++++ Data under study
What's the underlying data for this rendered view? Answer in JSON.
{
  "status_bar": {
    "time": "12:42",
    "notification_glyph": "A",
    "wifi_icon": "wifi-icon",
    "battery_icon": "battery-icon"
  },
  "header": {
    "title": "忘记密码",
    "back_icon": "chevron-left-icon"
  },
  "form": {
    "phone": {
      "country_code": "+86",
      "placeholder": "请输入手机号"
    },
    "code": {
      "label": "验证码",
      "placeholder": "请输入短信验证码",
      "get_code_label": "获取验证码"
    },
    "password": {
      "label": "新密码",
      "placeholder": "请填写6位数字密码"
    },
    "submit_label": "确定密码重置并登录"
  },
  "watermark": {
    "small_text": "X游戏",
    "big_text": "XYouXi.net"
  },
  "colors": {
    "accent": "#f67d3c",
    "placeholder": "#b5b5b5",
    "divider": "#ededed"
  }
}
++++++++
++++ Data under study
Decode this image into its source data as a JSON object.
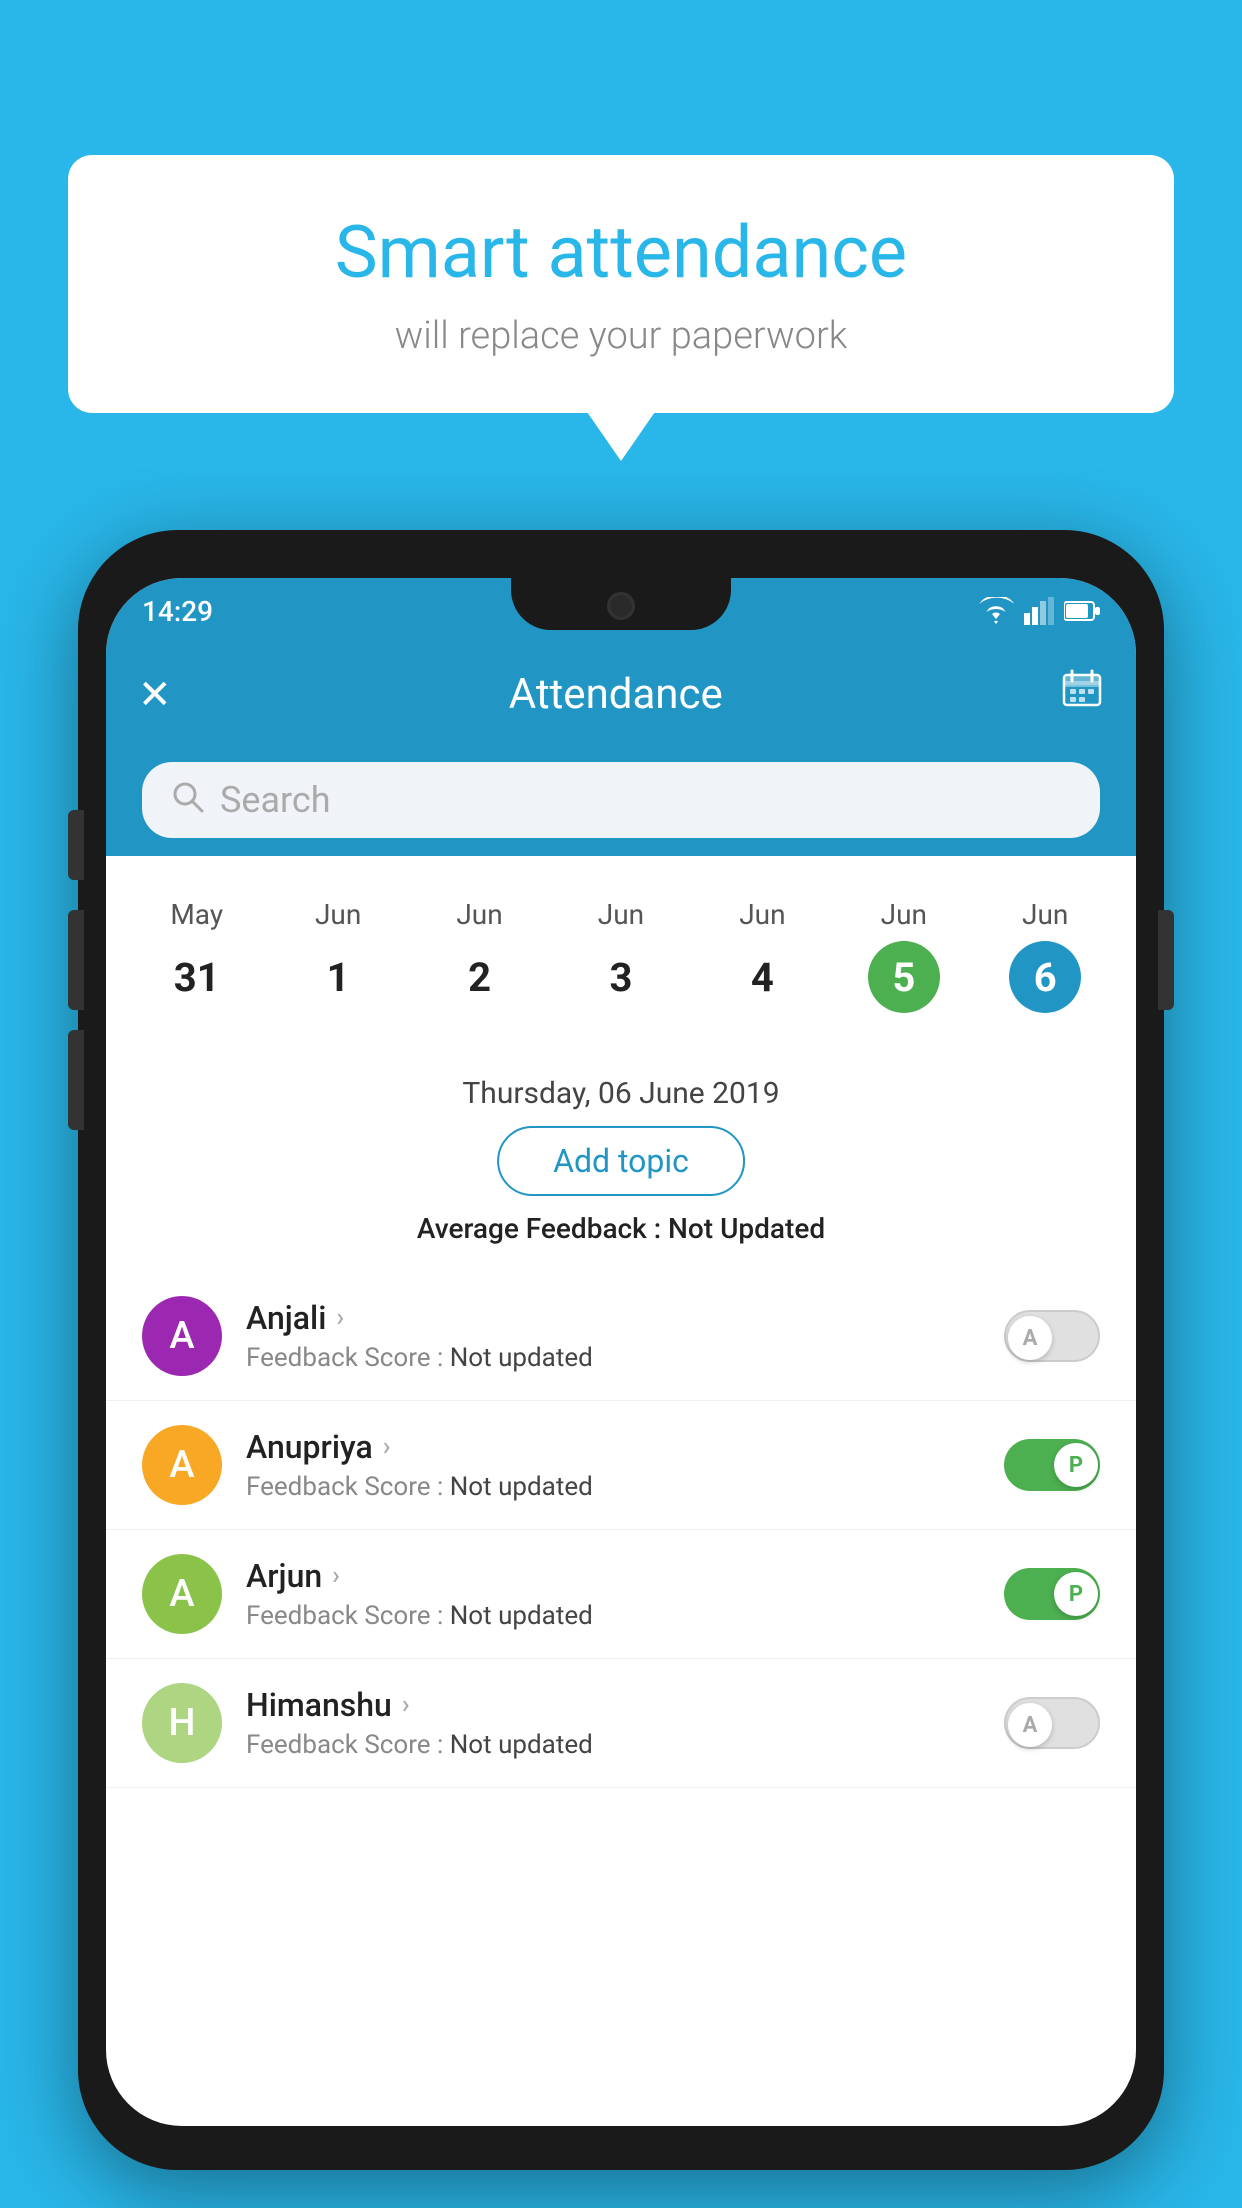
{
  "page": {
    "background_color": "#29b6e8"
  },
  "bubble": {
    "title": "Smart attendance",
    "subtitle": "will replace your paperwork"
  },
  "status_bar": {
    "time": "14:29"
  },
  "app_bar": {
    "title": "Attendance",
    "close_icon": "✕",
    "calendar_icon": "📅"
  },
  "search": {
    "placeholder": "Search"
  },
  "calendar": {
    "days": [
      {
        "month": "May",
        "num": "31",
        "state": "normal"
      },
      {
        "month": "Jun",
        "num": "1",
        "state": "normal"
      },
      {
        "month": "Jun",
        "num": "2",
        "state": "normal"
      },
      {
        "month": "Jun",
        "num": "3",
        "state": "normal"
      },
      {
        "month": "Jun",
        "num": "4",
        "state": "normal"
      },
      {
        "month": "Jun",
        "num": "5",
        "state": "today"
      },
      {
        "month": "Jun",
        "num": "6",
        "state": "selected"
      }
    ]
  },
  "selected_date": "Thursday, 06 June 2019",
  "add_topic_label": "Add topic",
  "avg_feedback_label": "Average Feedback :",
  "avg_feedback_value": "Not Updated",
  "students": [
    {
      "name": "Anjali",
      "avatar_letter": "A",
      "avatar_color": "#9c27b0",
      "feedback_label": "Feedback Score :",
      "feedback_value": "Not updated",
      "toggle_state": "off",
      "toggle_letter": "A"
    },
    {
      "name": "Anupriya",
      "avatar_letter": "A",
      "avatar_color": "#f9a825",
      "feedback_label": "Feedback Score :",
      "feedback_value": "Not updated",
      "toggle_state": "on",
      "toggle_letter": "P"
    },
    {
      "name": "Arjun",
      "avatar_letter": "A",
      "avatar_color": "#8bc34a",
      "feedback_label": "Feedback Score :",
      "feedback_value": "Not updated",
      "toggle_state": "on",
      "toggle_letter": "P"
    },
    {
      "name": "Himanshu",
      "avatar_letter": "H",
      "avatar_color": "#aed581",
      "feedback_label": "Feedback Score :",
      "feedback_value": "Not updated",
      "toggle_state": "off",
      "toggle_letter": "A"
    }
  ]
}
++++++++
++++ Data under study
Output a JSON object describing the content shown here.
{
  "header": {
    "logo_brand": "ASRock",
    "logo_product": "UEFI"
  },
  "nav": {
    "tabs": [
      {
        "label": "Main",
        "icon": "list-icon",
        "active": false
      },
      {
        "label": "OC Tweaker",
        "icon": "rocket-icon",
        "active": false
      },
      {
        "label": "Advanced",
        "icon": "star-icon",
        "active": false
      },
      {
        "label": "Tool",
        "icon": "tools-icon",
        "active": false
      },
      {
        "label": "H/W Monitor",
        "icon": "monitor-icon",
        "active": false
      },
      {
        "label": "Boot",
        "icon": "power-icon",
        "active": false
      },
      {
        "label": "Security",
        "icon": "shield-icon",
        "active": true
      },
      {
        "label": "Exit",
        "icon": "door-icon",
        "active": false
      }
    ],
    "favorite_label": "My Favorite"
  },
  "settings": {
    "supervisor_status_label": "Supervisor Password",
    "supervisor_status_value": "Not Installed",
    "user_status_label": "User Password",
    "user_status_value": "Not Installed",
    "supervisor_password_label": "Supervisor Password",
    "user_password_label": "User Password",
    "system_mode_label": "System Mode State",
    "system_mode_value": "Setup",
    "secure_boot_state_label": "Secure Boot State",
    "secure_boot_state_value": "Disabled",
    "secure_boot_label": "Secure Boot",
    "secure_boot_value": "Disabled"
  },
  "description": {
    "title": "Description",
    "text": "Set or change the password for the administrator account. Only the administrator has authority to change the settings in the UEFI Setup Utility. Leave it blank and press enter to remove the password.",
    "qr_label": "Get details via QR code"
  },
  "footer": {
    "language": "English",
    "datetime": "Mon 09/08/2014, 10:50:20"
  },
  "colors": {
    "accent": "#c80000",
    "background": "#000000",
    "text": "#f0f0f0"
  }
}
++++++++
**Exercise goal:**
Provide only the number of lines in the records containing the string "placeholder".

**Response to this exercise:**
5